‘Cloudy with a Chance of Meatballs’
Starring: The voices of Bill Hader, Anna Faris, James Caan, Bruce Campbell, Mr. T, Benjamin Bratt, Neil Patrick Harris, Al Roker
Rated: PG for brief mild language
Running time: 90 minutes
Bottom line: One of the most charming movies of 2009
Has there ever been a more appropriate week to review a movie called "Cloudy with a Chance of Meatballs?"
As a real deluge soaked the Southeast — I hope a thorough soaking is the worst the storm did to you — this earnest animated family movie drenched all other new releases with a flood of funny.
OK, I’ve gotten all weather jokes out of my system. I think.

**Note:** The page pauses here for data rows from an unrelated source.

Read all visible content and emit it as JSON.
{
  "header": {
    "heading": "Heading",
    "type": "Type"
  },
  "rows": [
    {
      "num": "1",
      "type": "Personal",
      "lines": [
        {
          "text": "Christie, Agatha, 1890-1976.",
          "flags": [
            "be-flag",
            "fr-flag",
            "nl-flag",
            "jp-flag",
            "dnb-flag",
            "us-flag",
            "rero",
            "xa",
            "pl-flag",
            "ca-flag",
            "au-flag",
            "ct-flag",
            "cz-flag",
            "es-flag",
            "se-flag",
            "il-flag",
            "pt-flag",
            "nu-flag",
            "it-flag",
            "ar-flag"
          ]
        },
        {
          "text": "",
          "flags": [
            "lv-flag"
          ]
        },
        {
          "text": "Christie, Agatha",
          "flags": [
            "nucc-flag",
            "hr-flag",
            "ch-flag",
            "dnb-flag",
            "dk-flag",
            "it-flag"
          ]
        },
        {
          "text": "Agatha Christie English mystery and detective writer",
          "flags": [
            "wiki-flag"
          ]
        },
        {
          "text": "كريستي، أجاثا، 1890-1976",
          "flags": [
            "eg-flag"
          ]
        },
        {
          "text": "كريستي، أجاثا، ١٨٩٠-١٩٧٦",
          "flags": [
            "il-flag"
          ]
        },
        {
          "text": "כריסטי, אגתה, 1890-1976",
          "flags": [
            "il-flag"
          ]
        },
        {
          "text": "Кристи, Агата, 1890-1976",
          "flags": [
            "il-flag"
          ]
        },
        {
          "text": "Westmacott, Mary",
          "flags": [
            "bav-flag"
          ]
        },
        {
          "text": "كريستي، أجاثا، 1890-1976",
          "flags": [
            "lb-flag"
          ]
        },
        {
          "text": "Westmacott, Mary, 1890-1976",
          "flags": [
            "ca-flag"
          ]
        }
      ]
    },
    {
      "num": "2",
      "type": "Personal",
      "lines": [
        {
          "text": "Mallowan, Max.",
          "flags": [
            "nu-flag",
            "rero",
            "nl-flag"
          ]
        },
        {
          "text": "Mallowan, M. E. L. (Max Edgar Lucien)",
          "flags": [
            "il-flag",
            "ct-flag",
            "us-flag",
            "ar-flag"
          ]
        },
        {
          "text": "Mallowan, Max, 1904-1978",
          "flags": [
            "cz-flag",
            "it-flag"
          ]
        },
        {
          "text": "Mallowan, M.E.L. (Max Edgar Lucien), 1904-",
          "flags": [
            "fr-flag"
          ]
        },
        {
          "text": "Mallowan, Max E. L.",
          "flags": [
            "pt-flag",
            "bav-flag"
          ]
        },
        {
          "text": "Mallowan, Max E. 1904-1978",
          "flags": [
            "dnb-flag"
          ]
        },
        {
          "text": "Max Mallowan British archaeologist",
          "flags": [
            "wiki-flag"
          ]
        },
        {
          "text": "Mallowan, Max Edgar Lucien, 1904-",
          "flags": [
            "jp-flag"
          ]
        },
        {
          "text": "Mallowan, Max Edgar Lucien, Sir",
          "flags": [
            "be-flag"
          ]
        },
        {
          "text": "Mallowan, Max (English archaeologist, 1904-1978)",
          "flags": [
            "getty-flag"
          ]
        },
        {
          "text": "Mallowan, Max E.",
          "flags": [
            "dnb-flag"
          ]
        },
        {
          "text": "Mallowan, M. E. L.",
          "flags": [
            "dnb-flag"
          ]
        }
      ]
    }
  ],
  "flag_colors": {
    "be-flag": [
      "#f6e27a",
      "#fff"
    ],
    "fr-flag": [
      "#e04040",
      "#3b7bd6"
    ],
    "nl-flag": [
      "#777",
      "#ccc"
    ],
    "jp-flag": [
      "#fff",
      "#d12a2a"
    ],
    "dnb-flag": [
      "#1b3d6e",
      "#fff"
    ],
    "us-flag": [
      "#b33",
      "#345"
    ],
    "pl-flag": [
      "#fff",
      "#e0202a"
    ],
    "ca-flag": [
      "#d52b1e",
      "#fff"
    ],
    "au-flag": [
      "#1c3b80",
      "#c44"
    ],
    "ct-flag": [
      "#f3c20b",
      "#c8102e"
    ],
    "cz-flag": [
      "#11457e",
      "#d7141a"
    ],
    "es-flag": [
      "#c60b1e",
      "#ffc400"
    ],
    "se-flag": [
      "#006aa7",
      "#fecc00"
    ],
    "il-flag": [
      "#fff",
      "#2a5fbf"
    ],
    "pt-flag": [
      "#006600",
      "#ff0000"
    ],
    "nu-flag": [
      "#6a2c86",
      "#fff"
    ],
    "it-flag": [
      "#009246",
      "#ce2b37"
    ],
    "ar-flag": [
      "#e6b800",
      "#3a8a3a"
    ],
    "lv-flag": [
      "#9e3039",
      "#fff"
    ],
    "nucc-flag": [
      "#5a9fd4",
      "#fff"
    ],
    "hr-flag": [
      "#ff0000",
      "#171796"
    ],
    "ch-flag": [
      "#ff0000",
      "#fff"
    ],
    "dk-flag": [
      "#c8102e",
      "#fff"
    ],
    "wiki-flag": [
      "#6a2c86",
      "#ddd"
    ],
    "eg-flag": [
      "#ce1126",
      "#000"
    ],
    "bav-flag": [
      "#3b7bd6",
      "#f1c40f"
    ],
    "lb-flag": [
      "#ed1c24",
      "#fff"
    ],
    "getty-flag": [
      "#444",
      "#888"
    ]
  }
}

We meet Flint Lockwood (Bill Hader), the hero of "Cloudy with a Chance of Meatballs," when he is a boy inventor whose ambition far outpaces his skills. Most of his inventions, like his spray-on shoes and hair unbalder, backfire badly.
His mother (Lauren Graham) always found a way to encourage him, but she dies by the time Flint has become a young man.
Adult Flint still lives with his disapproving father (James Caan) and has built his own inventor’s workshop in a treehouse. This lair resembles the Starship Enterprise command bridge, yet it is built out of found objects such as egg cartons and old stereo equipment. Flint’s optimism, boundless imagination and enthusiasm are contagious and place the movie’s heart in exactly the right place.
The island where Flint lives (located on the map under the "A" in "Atlantic"!) once thrived on an economy built on sardines, which came crashing down when everyone "realized sardines are really gross." Not even the locals want to eat sardines anymore.
Flint sees this as an opportunity to finally invent something that will truly help people, so he creates a machine that transforms water into food. The invention works, but an overdose of power launches it into the stratosphere. So now, Flint types menu requests into his computer, which beams the request to the food machine, which then rains down the order.
This phenomenon brings aspiring meteorologist Sam Sparks (Anna Faris) to town. Sam is a very smart girl, but she hides her inner geek with make-up and a ditzy act so she doesn’t intimidate boys and/or potential friends.
Hollywood has made a cliché of the brainy ugly duckling who takes off her glasses and lets her hair down to reveal a hidden beauty.
"Meatballs" subverts the cliché, because Sam becomes most beautiful when she puts on the thick glasses, ties her hair in a scrunchy, and lets her brains show. Flint and Sam make one of the most adorable couples we’ve seen in quite some time.
Good thing Sam showed up, too, because soon she will help Flint rescue his ideals and the town when the food machine inevitably begins to malfunction.
The children’s book by Ron and Judi Barrett provides the raw story material, and the writing-directing team of Phil Lord and Chris Miller add a steady stream of sight gags and an incredible voice cast.
Hader, Faris and Caan all are surprisingly charming, and they get hilarious support from Bruce Campbell (whose weird mix of menace and camp fits the town’s opportunistic mayor perfectly), Andy Samberg, Mr. T, Benjamin Bratt and Neil Patrick Harris.
"Meatballs" comes at us rapid fire with an endless stream of slapstick and sarcasm. The irreverent tone announces itself immediately when the familiar Columbia Pictures logo appears. Columbia wields the torch majestically, then a banana falls from the sky, knocking her off her pedestal and taking her place.
"Meatballs" may not enter the realm of the classics, but this is one of the most purely likeable movies released all year. It manages to be unoffensive and harmless without becoming bland and saccharin. That’s a difficult line to walk, but "Meatballs" does it.
The movie offers plenty of moral lessons (too many?), of course, but you’ll probably be laughing too hard to notice.
Jeff Marker is a media studies professor at Gainesville State College.